My parents have four children, and we reside on four different continents: My sister teaches art in England, one aids refugees on the Thai-Burmese border, one is changing her world in the States as a nurse and a mother—and me, raising our four kids in Uganda.
I love that my family has a vision beyond itself (admittedly, holidays can be a bit of a downer). But how can we instill a global, Great-Commission worldview in our own kids? Will they reject myopic entitlement for God-sized purpose? If you’re eager for mission-minded, compassionate kids, start with these practical solutions. If you missed part I, click here.
21. In conversations, differentiate between “needs” and “wants.”
22. Read missionary biographies together, in series like the Trailblazer Books, Torchlighters, Men and Women of Faith, or Christian Heroes Then & Now.
23. At year end, have a family charity game night, when your kids can win your end-of-year giving amounts to dedicate to a favorite cause.
24. Go on a short-term missions trip, starting locally, then beyond to a foreign country. A cautionary word: Educate yourself on what productive short-term missions looks like. Trips can actually undercut development in impoverished nations, or cripple missionaries themselves. Invaluable books like When Helping Hurts explain how to truly empower hurting communities.

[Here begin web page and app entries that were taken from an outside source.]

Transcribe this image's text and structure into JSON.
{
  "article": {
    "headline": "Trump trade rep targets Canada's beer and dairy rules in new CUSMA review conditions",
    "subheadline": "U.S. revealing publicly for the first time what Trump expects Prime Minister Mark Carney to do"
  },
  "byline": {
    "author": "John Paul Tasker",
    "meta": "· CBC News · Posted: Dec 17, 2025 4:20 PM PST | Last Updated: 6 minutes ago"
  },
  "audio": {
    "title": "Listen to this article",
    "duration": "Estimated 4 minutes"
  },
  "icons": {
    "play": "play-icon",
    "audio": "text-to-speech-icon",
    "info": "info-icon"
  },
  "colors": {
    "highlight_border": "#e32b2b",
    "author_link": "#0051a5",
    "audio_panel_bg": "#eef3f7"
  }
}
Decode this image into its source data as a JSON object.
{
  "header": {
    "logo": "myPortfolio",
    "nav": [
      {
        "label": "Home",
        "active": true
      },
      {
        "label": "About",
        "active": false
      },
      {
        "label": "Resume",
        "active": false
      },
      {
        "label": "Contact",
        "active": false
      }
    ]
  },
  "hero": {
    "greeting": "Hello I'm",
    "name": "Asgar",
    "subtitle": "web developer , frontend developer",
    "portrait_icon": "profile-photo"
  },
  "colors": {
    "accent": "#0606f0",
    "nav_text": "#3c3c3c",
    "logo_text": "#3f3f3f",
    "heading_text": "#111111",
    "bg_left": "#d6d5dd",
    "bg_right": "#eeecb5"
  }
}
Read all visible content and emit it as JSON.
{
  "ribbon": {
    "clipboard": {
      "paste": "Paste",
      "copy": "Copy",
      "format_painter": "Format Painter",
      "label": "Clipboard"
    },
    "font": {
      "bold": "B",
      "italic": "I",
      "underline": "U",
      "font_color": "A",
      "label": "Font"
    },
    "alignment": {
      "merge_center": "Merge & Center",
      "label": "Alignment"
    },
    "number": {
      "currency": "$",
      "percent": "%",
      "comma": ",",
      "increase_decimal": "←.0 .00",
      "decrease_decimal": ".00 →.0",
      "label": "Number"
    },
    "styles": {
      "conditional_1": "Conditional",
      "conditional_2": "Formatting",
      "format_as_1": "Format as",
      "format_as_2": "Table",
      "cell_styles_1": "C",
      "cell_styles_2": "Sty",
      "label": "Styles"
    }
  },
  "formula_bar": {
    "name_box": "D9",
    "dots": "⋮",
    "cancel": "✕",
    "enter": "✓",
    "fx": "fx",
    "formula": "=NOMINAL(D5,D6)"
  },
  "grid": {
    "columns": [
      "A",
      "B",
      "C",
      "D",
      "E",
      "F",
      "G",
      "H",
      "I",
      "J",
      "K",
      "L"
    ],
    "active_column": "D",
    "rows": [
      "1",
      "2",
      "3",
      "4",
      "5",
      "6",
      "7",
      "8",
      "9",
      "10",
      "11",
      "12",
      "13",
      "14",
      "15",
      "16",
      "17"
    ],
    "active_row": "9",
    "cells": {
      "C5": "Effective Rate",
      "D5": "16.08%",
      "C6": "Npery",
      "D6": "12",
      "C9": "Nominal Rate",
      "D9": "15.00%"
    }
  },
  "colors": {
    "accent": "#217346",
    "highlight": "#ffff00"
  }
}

25. Watch movies based on the lives of courageous Christians, such as Faith Like Potatoes or The Hiding Place.
26. Hold a monthly family cultural night: explore new food; learn about a new country; even dress, sit, or eat accordingly.
27. Pray over spending patterns. Since this is God’s money, where and how does He want it to be spent? Is there some “spending fat” that might be allocated to something more eternal?
28. Simplify. Then do it again. Personally, selling about 70 percent of our stuff to move to Africa was exquisitely painful. But I’d repeat it in an instant: It changed us! Commit to purging, eliminating, and generally minimizing the gravitational effects of “stuff” on your family.
29. Model contentment and gratitude. It helps us hold loosely: “the rich… [should not] set their hopes on the uncertainty of riches, but on God, who richly provides us with everything to enjoy” (2 Timothy 6:17).
30. Train kids in sacrificial generosity. Check out 1 Chronicles 21:24 and 2 Corinthians 9:6-7, and talk openly about ways you give until it hurts. Help kids to set aside 10 percent of their allowance for giving to a project they’re enthusiastic about.
31. Together, read strength-building stories like Jesus Freaks or Growing Together in Courage.
For the rest of this post, please click here.